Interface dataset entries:
☆ ☆ ☆ ☆

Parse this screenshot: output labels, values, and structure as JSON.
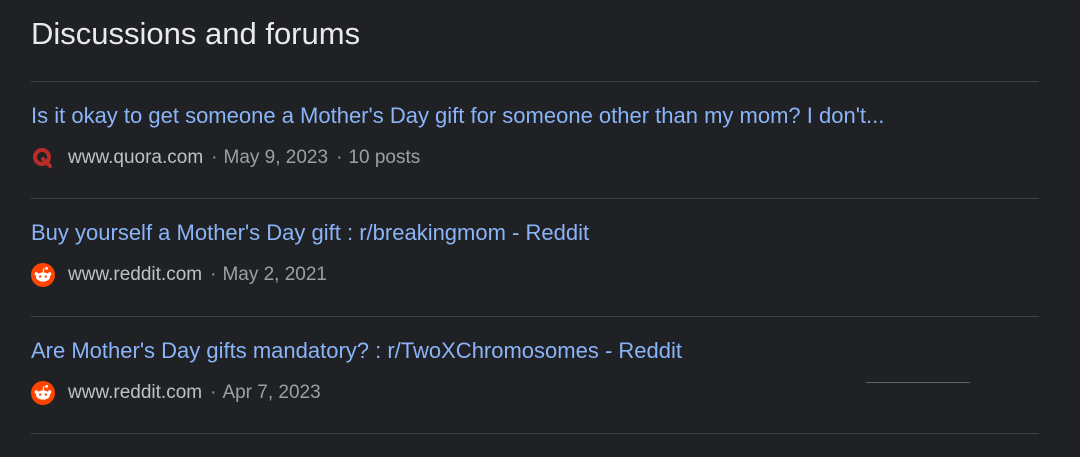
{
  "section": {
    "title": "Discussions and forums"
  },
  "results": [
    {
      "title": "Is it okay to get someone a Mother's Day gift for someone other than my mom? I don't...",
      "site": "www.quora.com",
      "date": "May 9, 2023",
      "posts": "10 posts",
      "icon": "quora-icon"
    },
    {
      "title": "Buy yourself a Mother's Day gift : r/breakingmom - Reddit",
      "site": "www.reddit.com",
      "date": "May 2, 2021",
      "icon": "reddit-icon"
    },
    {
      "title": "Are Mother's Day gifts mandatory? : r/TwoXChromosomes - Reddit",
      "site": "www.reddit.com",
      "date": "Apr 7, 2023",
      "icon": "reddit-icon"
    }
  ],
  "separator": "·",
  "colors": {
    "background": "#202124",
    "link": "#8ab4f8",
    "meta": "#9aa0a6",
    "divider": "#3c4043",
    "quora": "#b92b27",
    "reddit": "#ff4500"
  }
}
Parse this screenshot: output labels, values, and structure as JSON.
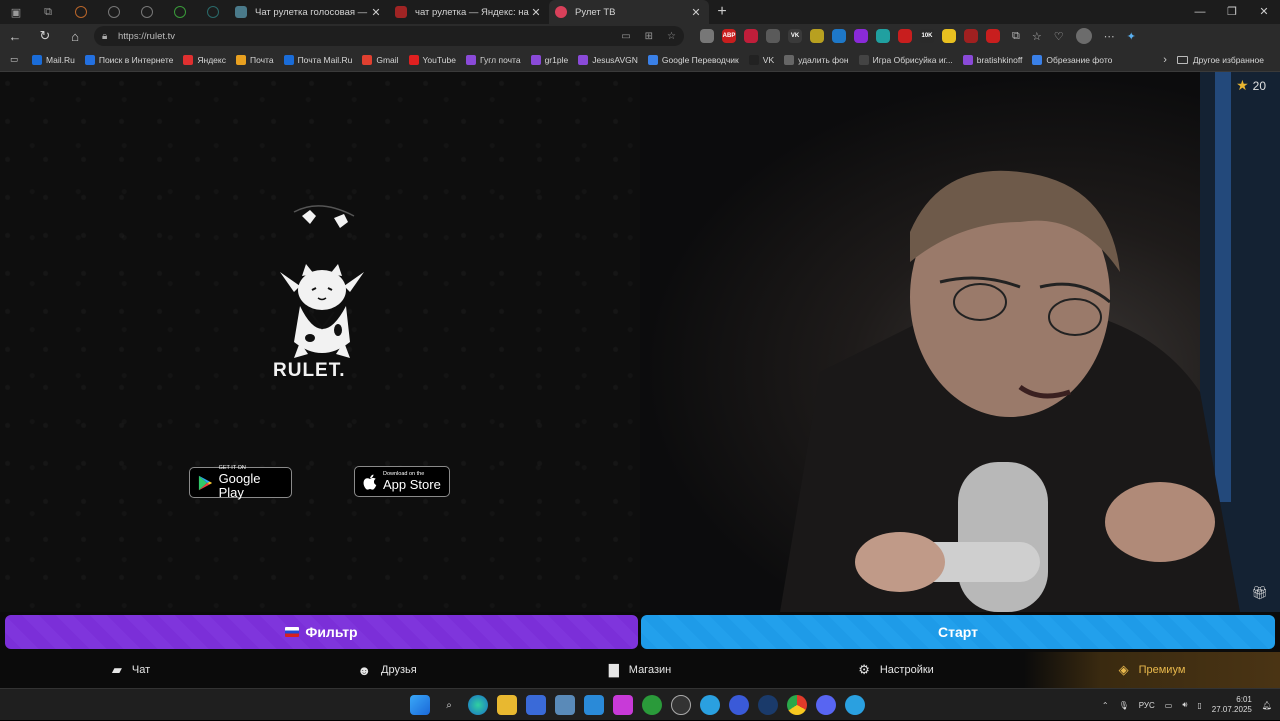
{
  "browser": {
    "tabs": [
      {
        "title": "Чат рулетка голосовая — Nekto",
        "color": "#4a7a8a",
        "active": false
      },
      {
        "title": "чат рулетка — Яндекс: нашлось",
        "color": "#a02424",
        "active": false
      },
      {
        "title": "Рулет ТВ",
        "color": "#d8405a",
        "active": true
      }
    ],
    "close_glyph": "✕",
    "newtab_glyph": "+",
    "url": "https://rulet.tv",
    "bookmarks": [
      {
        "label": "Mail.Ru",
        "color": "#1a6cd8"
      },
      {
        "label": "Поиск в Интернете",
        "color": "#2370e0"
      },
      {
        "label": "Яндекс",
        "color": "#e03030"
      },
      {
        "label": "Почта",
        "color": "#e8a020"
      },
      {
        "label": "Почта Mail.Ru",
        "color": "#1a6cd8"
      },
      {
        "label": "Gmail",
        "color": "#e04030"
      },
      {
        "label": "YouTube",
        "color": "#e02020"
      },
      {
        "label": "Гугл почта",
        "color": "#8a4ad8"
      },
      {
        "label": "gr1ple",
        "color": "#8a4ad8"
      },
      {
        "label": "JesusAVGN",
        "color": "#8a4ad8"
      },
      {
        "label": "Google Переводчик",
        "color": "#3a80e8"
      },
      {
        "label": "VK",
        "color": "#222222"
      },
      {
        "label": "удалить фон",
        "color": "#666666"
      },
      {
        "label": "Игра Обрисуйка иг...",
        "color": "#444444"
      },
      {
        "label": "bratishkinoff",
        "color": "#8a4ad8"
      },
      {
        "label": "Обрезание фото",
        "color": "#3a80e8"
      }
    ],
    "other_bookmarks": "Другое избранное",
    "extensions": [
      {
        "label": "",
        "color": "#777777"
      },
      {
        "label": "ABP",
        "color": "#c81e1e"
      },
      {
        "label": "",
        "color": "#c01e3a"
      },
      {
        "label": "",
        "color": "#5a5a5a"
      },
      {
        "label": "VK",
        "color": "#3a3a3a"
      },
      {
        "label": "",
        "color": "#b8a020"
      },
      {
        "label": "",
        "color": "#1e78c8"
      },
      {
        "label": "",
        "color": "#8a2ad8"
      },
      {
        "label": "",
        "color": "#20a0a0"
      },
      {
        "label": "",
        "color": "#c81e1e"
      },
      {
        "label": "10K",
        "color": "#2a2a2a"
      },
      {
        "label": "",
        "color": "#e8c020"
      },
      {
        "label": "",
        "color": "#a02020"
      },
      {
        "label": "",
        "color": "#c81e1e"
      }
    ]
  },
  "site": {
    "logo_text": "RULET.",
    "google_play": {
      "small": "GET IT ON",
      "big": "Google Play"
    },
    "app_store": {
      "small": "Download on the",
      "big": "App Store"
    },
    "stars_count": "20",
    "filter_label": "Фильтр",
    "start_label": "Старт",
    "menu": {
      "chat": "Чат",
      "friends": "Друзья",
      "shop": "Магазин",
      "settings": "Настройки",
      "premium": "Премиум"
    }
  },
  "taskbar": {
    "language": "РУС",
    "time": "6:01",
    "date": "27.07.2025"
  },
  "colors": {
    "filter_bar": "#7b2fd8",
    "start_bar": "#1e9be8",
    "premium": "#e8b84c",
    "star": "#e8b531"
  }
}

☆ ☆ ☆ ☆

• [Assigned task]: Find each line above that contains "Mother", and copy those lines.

• [Exercise solution]:
      "title": "Is it okay to get someone a Mother's Day gift for someone other than my mom? I don't...",
      "title": "Buy yourself a Mother's Day gift : r/breakingmom - Reddit",
      "title": "Are Mother's Day gifts mandatory? : r/TwoXChromosomes - Reddit",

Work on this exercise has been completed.